  • As of August 1, 2020, beekeepers must notify neighbors within 150 feet of their property prior to installing hives. Use this template neighbor notification letter.

View the general rules, allowances, permits and complaint information about keeping bees and livestock in Portland.

Healthy bee colonies

  • Follow best-practice guidelines of Oregon State University Extension Service and the Oregon State Beekeepers Association.
  • Beekeepers should consider that weather conditions influence bee behavior and plan to work bees when conditions are favorable.
  • Beekeepers should make sure that neighbors are not working or relaxing outdoors when hives are opened and should perform hive manipulations as quickly as possible with minimum disturbance to the bees.
  • Extended hive manipulations, particularly when removing honey, should be carefully planned to accommodate neighbor’s activities.
  • Smoke should be used when working bees.
  • Hive entrances should be smoked before mowing or trimming in the hive areas.
  • Clippings and exhaust should be directed away from hive entrances.
  • Consider using a manipulation cloth (to cover the top of the open hive) in extreme heat or to otherwise minimize hive disruption.


Each beekeeper shall ensure a convenient, on-site water source is always available to the bees during the months of March through October. Water source should be within fifteen feet of the base of the hive(s), located away from property lines and toward the interior of the property, where possible.


Each beekeeper shall provide adequate pollination sources within close proximity to the hives.


Colonies must be maintained in hives with adequate space and management techniques to prevent overcrowding and discourage swarming. Swarming should be prevented or minimized especially in urban settings. Two primary causes of swarming are congestion and poor ventilation in hive.

Flyaway barrier

Establish and maintain a flyaway barrier at least 6 feet in height consisting of a solid wall, fence, dense vegetation or combination thereof that is parallel to the lot line and extends 10 feet beyond the apiary in each direction so that all bees are forced to fly at an elevation of at least 6 feet above ground level over the lot lines in the vicinity of the apiary.
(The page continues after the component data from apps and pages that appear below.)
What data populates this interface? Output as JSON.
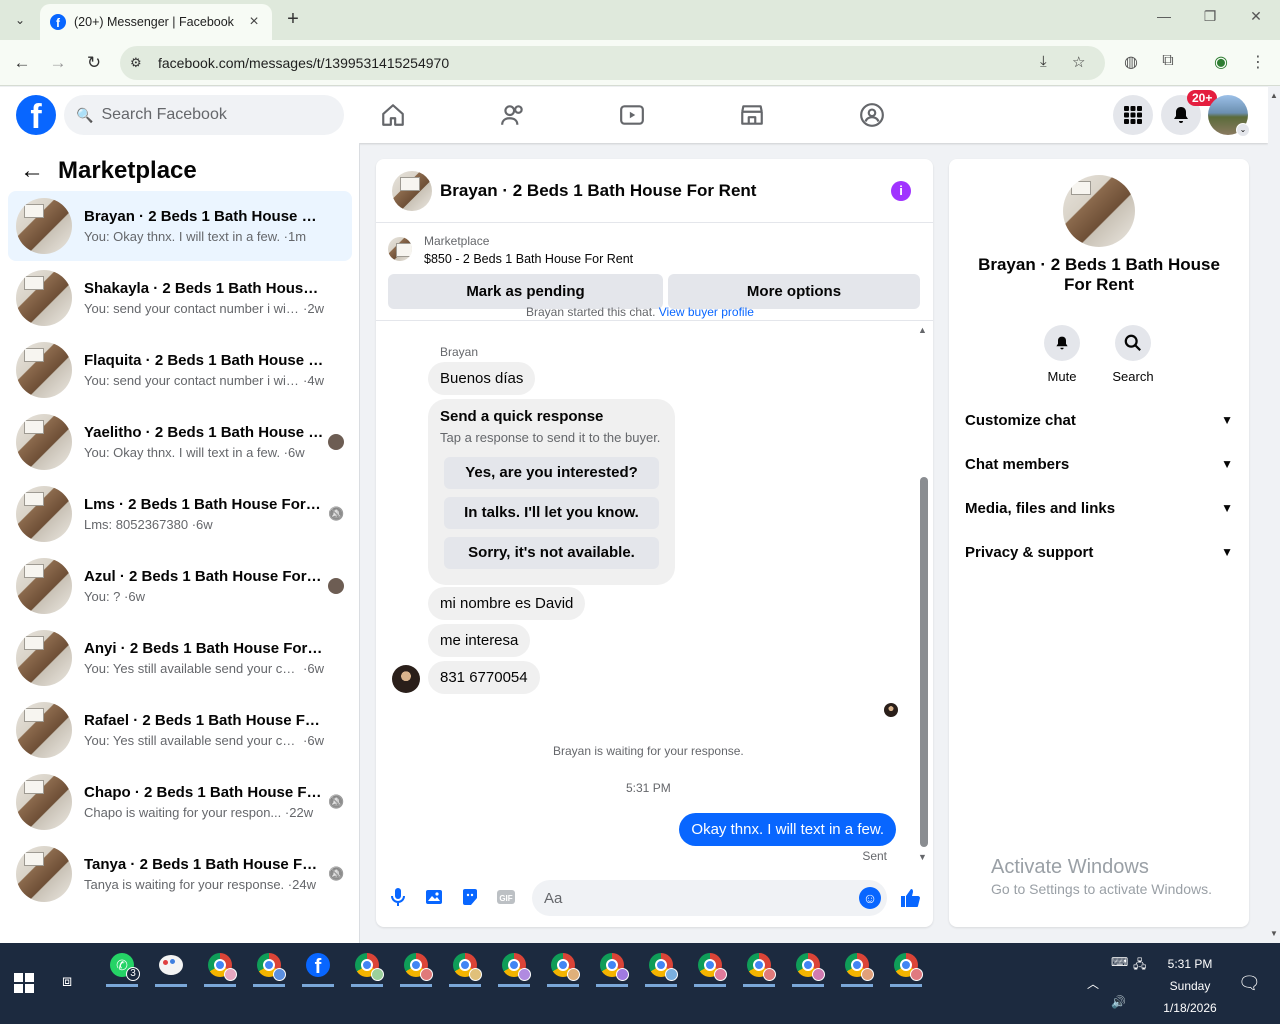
{
  "browser": {
    "tab_title": "(20+) Messenger | Facebook",
    "url": "facebook.com/messages/t/1399531415254970"
  },
  "fb": {
    "search_placeholder": "Search Facebook",
    "notif_badge": "20+",
    "brand_color": "#0866ff"
  },
  "sidebar": {
    "title": "Marketplace",
    "conversations": [
      {
        "name": "Brayan · 2 Beds 1 Bath House For R...",
        "msg": "You: Okay thnx. I will text in a few.",
        "time": "1m",
        "active": true
      },
      {
        "name": "Shakayla · 2 Beds 1 Bath House For...",
        "msg": "You: send your contact number i will ...",
        "time": "2w"
      },
      {
        "name": "Flaquita · 2 Beds 1 Bath House For ...",
        "msg": "You: send your contact number i will ...",
        "time": "4w"
      },
      {
        "name": "Yaelitho · 2 Beds 1 Bath House F...",
        "msg": "You: Okay thnx. I will text in a few.",
        "time": "6w",
        "side": "avatar"
      },
      {
        "name": "Lms · 2 Beds 1 Bath House For R...",
        "msg": "Lms: 8052367380",
        "time": "6w",
        "side": "muted-icon"
      },
      {
        "name": "Azul · 2 Beds 1 Bath House For R...",
        "msg": "You: ?",
        "time": "6w",
        "side": "avatar"
      },
      {
        "name": "Anyi · 2 Beds 1 Bath House For Rent",
        "msg": "You: Yes still available send your cont...",
        "time": "6w"
      },
      {
        "name": "Rafael · 2 Beds 1 Bath House For R...",
        "msg": "You: Yes still available send your cont...",
        "time": "6w"
      },
      {
        "name": "Chapo · 2 Beds 1 Bath House For...",
        "msg": "Chapo is waiting for your respon...",
        "time": "22w",
        "side": "muted-icon"
      },
      {
        "name": "Tanya · 2 Beds 1 Bath House For ...",
        "msg": "Tanya is waiting for your response.",
        "time": "24w",
        "side": "muted-icon"
      }
    ]
  },
  "chat": {
    "header_title": "Brayan · 2 Beds 1 Bath House For Rent",
    "listing_label": "Marketplace",
    "listing_price": "$850 - 2 Beds 1 Bath House For Rent",
    "btn_pending": "Mark as pending",
    "btn_more": "More options",
    "started_text": "Brayan started this chat.",
    "started_link": "View buyer profile",
    "sender_name": "Brayan",
    "msg_1": "Buenos días",
    "quick_title": "Send a quick response",
    "quick_sub": "Tap a response to send it to the buyer.",
    "quick_options": [
      "Yes, are you interested?",
      "In talks. I'll let you know.",
      "Sorry, it's not available."
    ],
    "msg_2": "mi nombre es David",
    "msg_3": "me interesa",
    "msg_4": "831 6770054",
    "waiting": "Brayan is waiting for your response.",
    "time": "5:31 PM",
    "my_msg": "Okay thnx. I will text in a few.",
    "sent": "Sent",
    "composer_placeholder": "Aa"
  },
  "rpanel": {
    "title": "Brayan · 2 Beds 1 Bath House For Rent",
    "mute": "Mute",
    "search": "Search",
    "sections": [
      "Customize chat",
      "Chat members",
      "Media, files and links",
      "Privacy & support"
    ]
  },
  "watermark": {
    "line1": "Activate Windows",
    "line2": "Go to Settings to activate Windows."
  },
  "taskbar": {
    "whatsapp_count": "3",
    "time": "5:31 PM",
    "day": "Sunday",
    "date": "1/18/2026"
  }
}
The flyaway barrier is not required if the hive is more than 10 ft. from a property line.

Vector control

Feeding, watering, and maintenance practices must not attract vector.

  • Bee feed and any other supplement used to support bee health must be stored in a sealed container that is not penetrable by rodents or other animals.
  • Water sources must be refreshed and replaced bi-weekly or as often as needed in order to prevent rodent attraction or create a vector breeding source.
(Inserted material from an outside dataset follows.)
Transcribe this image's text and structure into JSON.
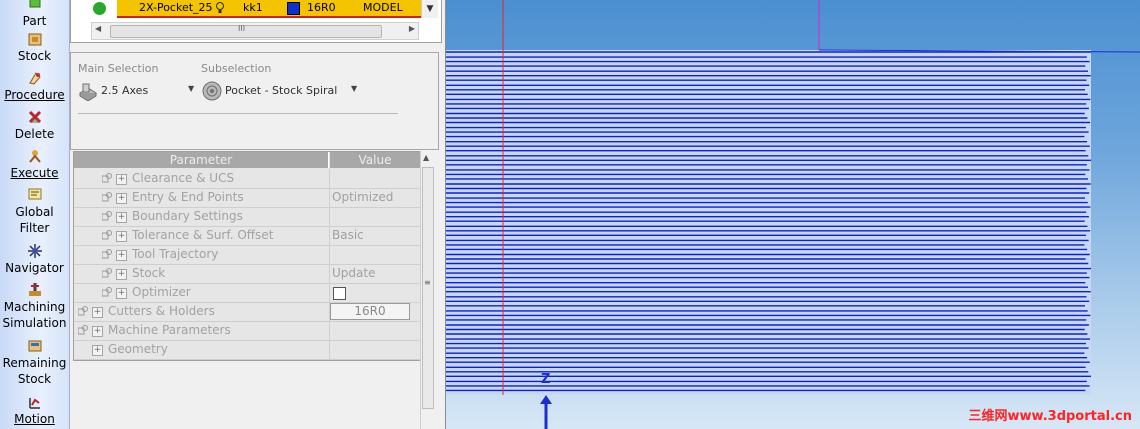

  • Hives must be located at least 3 feet from all property lines.
  • Hives must be located at least 15 feet from public walkways and streets and any public outdoor spaces used for, but not limited to, seating, playgrounds, and recreational fields. 
Diagram illustrating setback requirements
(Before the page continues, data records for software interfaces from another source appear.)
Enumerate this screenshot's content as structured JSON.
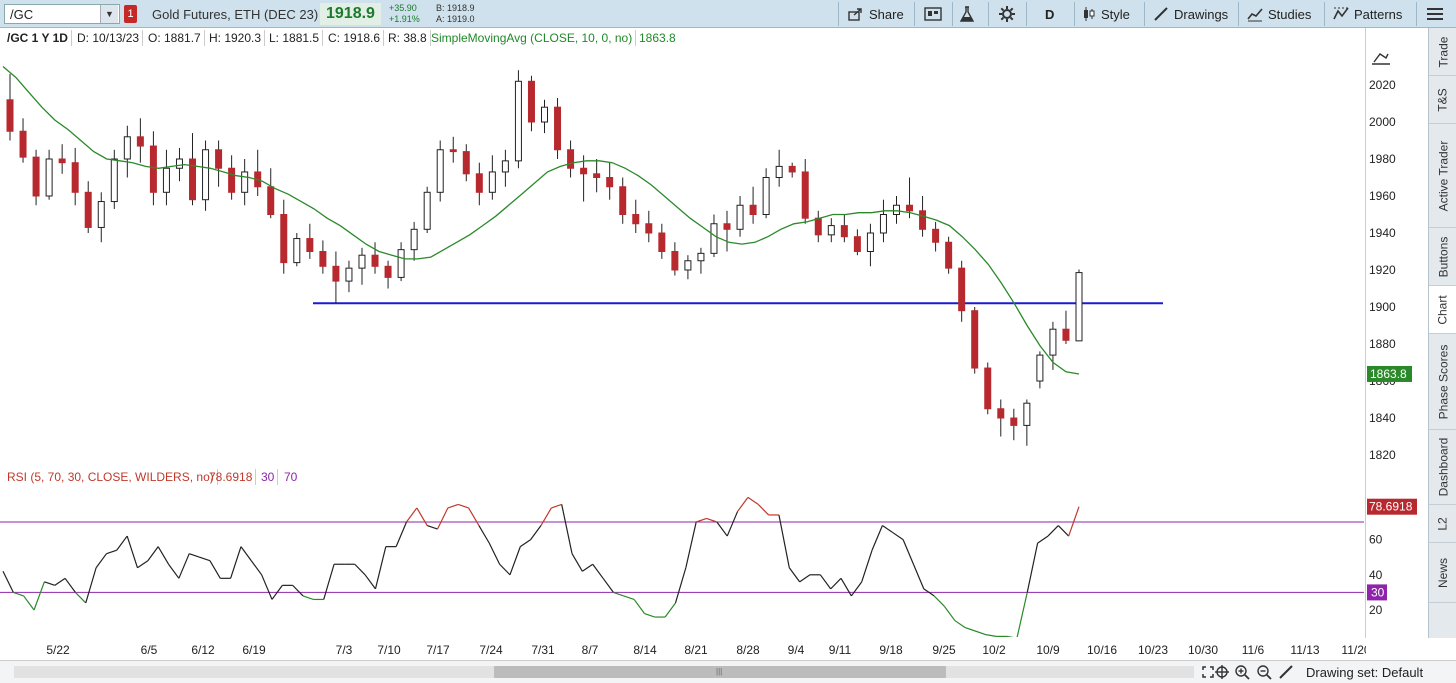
{
  "toolbar": {
    "symbol": "/GC",
    "alert_count": "1",
    "description": "Gold Futures, ETH (DEC 23)",
    "last_price": "1918.9",
    "net_change": "+35.90",
    "pct_change": "+1.91%",
    "bid": "B: 1918.9",
    "ask": "A: 1919.0",
    "share_label": "Share",
    "aggregation": "D",
    "style_label": "Style",
    "drawings_label": "Drawings",
    "studies_label": "Studies",
    "patterns_label": "Patterns"
  },
  "info_bar": {
    "symbol_period": "/GC 1 Y 1D",
    "date": "D: 10/13/23",
    "open": "O: 1881.7",
    "high": "H: 1920.3",
    "low": "L: 1881.5",
    "close": "C: 1918.6",
    "range": "R: 38.8",
    "study_label": "SimpleMovingAvg (CLOSE, 10, 0, no)",
    "study_value": "1863.8"
  },
  "rsi_header": {
    "label": "RSI (5, 70, 30, CLOSE, WILDERS, no)",
    "value": "78.6918",
    "oversold": "30",
    "overbought": "70"
  },
  "right_tabs": [
    "Trade",
    "T&S",
    "Active Trader",
    "Buttons",
    "Chart",
    "Phase Scores",
    "Dashboard",
    "L2",
    "News"
  ],
  "active_tab": "Chart",
  "bottom": {
    "drawing_set": "Drawing set: Default"
  },
  "colors": {
    "up_candle": "#ffffff",
    "down_candle": "#b8292f",
    "sma": "#2a8a2a",
    "support_line": "#1a1ad4",
    "rsi_normal": "#222222",
    "rsi_overbought": "#c0392b",
    "rsi_oversold": "#2a8a2a",
    "rsi_levels": "#8e24aa"
  },
  "chart_data": [
    {
      "type": "candlestick",
      "symbol": "/GC",
      "y_ticks": [
        1820,
        1840,
        1860,
        1880,
        1900,
        1920,
        1940,
        1960,
        1980,
        2000,
        2020
      ],
      "ylim": [
        1813,
        2035
      ],
      "x_tick_labels": [
        "5/22",
        "6/5",
        "6/12",
        "6/19",
        "7/3",
        "7/10",
        "7/17",
        "7/24",
        "7/31",
        "8/7",
        "8/14",
        "8/21",
        "8/28",
        "9/4",
        "9/11",
        "9/18",
        "9/25",
        "10/2",
        "10/9",
        "10/16",
        "10/23",
        "10/30",
        "11/6",
        "11/13",
        "11/20"
      ],
      "ohlc": [
        [
          2012,
          2026,
          1990,
          1995
        ],
        [
          1995,
          2002,
          1978,
          1981
        ],
        [
          1981,
          1985,
          1955,
          1960
        ],
        [
          1960,
          1985,
          1958,
          1980
        ],
        [
          1980,
          1988,
          1972,
          1978
        ],
        [
          1978,
          1986,
          1955,
          1962
        ],
        [
          1962,
          1968,
          1940,
          1943
        ],
        [
          1943,
          1962,
          1935,
          1957
        ],
        [
          1957,
          1985,
          1953,
          1980
        ],
        [
          1980,
          1998,
          1970,
          1992
        ],
        [
          1992,
          2002,
          1978,
          1987
        ],
        [
          1987,
          1995,
          1955,
          1962
        ],
        [
          1962,
          1985,
          1955,
          1975
        ],
        [
          1975,
          1986,
          1968,
          1980
        ],
        [
          1980,
          1994,
          1955,
          1958
        ],
        [
          1958,
          1990,
          1952,
          1985
        ],
        [
          1985,
          1990,
          1965,
          1975
        ],
        [
          1975,
          1982,
          1958,
          1962
        ],
        [
          1962,
          1980,
          1955,
          1973
        ],
        [
          1973,
          1985,
          1960,
          1965
        ],
        [
          1965,
          1975,
          1948,
          1950
        ],
        [
          1950,
          1958,
          1918,
          1924
        ],
        [
          1924,
          1940,
          1922,
          1937
        ],
        [
          1937,
          1945,
          1926,
          1930
        ],
        [
          1930,
          1936,
          1918,
          1922
        ],
        [
          1922,
          1930,
          1902,
          1914
        ],
        [
          1914,
          1925,
          1908,
          1921
        ],
        [
          1921,
          1932,
          1912,
          1928
        ],
        [
          1928,
          1935,
          1918,
          1922
        ],
        [
          1922,
          1925,
          1910,
          1916
        ],
        [
          1916,
          1935,
          1914,
          1931
        ],
        [
          1931,
          1946,
          1925,
          1942
        ],
        [
          1942,
          1965,
          1940,
          1962
        ],
        [
          1962,
          1990,
          1957,
          1985
        ],
        [
          1985,
          1992,
          1978,
          1984
        ],
        [
          1984,
          1988,
          1968,
          1972
        ],
        [
          1972,
          1978,
          1955,
          1962
        ],
        [
          1962,
          1982,
          1958,
          1973
        ],
        [
          1973,
          1985,
          1965,
          1979
        ],
        [
          1979,
          2028,
          1975,
          2022
        ],
        [
          2022,
          2025,
          1995,
          2000
        ],
        [
          2000,
          2012,
          1994,
          2008
        ],
        [
          2008,
          2013,
          1980,
          1985
        ],
        [
          1985,
          1990,
          1970,
          1975
        ],
        [
          1975,
          1982,
          1957,
          1972
        ],
        [
          1972,
          1980,
          1962,
          1970
        ],
        [
          1970,
          1978,
          1958,
          1965
        ],
        [
          1965,
          1970,
          1945,
          1950
        ],
        [
          1950,
          1958,
          1940,
          1945
        ],
        [
          1945,
          1952,
          1935,
          1940
        ],
        [
          1940,
          1945,
          1926,
          1930
        ],
        [
          1930,
          1935,
          1917,
          1920
        ],
        [
          1920,
          1928,
          1915,
          1925
        ],
        [
          1925,
          1932,
          1918,
          1929
        ],
        [
          1929,
          1950,
          1927,
          1945
        ],
        [
          1945,
          1952,
          1930,
          1942
        ],
        [
          1942,
          1960,
          1938,
          1955
        ],
        [
          1955,
          1965,
          1945,
          1950
        ],
        [
          1950,
          1975,
          1948,
          1970
        ],
        [
          1970,
          1985,
          1965,
          1976
        ],
        [
          1976,
          1978,
          1970,
          1973
        ],
        [
          1973,
          1980,
          1945,
          1948
        ],
        [
          1948,
          1952,
          1935,
          1939
        ],
        [
          1939,
          1948,
          1935,
          1944
        ],
        [
          1944,
          1950,
          1935,
          1938
        ],
        [
          1938,
          1942,
          1928,
          1930
        ],
        [
          1930,
          1945,
          1922,
          1940
        ],
        [
          1940,
          1958,
          1935,
          1950
        ],
        [
          1950,
          1960,
          1945,
          1955
        ],
        [
          1955,
          1970,
          1948,
          1952
        ],
        [
          1952,
          1960,
          1938,
          1942
        ],
        [
          1942,
          1946,
          1930,
          1935
        ],
        [
          1935,
          1938,
          1918,
          1921
        ],
        [
          1921,
          1925,
          1892,
          1898
        ],
        [
          1898,
          1900,
          1864,
          1867
        ],
        [
          1867,
          1870,
          1842,
          1845
        ],
        [
          1845,
          1850,
          1830,
          1840
        ],
        [
          1840,
          1845,
          1828,
          1836
        ],
        [
          1836,
          1850,
          1825,
          1848
        ],
        [
          1860,
          1876,
          1856,
          1874
        ],
        [
          1874,
          1892,
          1866,
          1888
        ],
        [
          1888,
          1898,
          1880,
          1882
        ],
        [
          1881.7,
          1920.3,
          1881.5,
          1918.6
        ]
      ],
      "sma_10": [
        2030,
        2024,
        2016,
        2008,
        2001,
        1996,
        1990,
        1984,
        1980,
        1979,
        1978,
        1976,
        1975,
        1976,
        1977,
        1976,
        1975,
        1973,
        1971,
        1970,
        1968,
        1964,
        1961,
        1957,
        1953,
        1948,
        1944,
        1939,
        1934,
        1930,
        1928,
        1926,
        1926,
        1927,
        1931,
        1935,
        1939,
        1944,
        1949,
        1955,
        1961,
        1967,
        1973,
        1976,
        1978,
        1979,
        1979,
        1978,
        1975,
        1971,
        1966,
        1960,
        1954,
        1948,
        1943,
        1938,
        1935,
        1934,
        1935,
        1938,
        1942,
        1945,
        1946,
        1948,
        1950,
        1950,
        1951,
        1951,
        1952,
        1952,
        1951,
        1949,
        1947,
        1944,
        1938,
        1931,
        1923,
        1913,
        1902,
        1890,
        1879,
        1870,
        1865,
        1863.8
      ],
      "support_level": 1902
    },
    {
      "type": "line",
      "title": "RSI (5, 70, 30, CLOSE, WILDERS, no)",
      "y_ticks": [
        20,
        40,
        60
      ],
      "ylim": [
        0,
        100
      ],
      "overbought": 70,
      "oversold": 30,
      "rsi": [
        42,
        30,
        28,
        20,
        36,
        34,
        38,
        30,
        24,
        44,
        52,
        54,
        62,
        44,
        48,
        56,
        46,
        38,
        52,
        50,
        48,
        38,
        38,
        56,
        48,
        40,
        26,
        34,
        34,
        28,
        26,
        26,
        46,
        46,
        46,
        40,
        32,
        56,
        56,
        70,
        78,
        68,
        66,
        78,
        80,
        78,
        68,
        58,
        46,
        40,
        56,
        60,
        68,
        78,
        80,
        52,
        42,
        46,
        38,
        30,
        28,
        26,
        18,
        16,
        16,
        24,
        44,
        70,
        72,
        70,
        62,
        76,
        84,
        80,
        74,
        74,
        44,
        36,
        40,
        40,
        32,
        38,
        28,
        36,
        54,
        68,
        64,
        60,
        46,
        32,
        28,
        22,
        14,
        10,
        8,
        6,
        5,
        5,
        4,
        30,
        58,
        62,
        68,
        62,
        78.69
      ]
    }
  ]
}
Oregon Department of Agriculture requirements

Each beekeeper shall comply with Oregon Department of Agriculture (ODA) beehive registration requirements. Currently, 5 or move hives requires registration.

Helpful links

Portland Urban Bees Website

Portland Urban Beekeepers FAQ Handout

Master Beekeepers Program, OSU Extension Service

Oregon State Beekeepers Association

Residential Beekeeping Best Practices Guidelines, OSU Extension Services, February 2018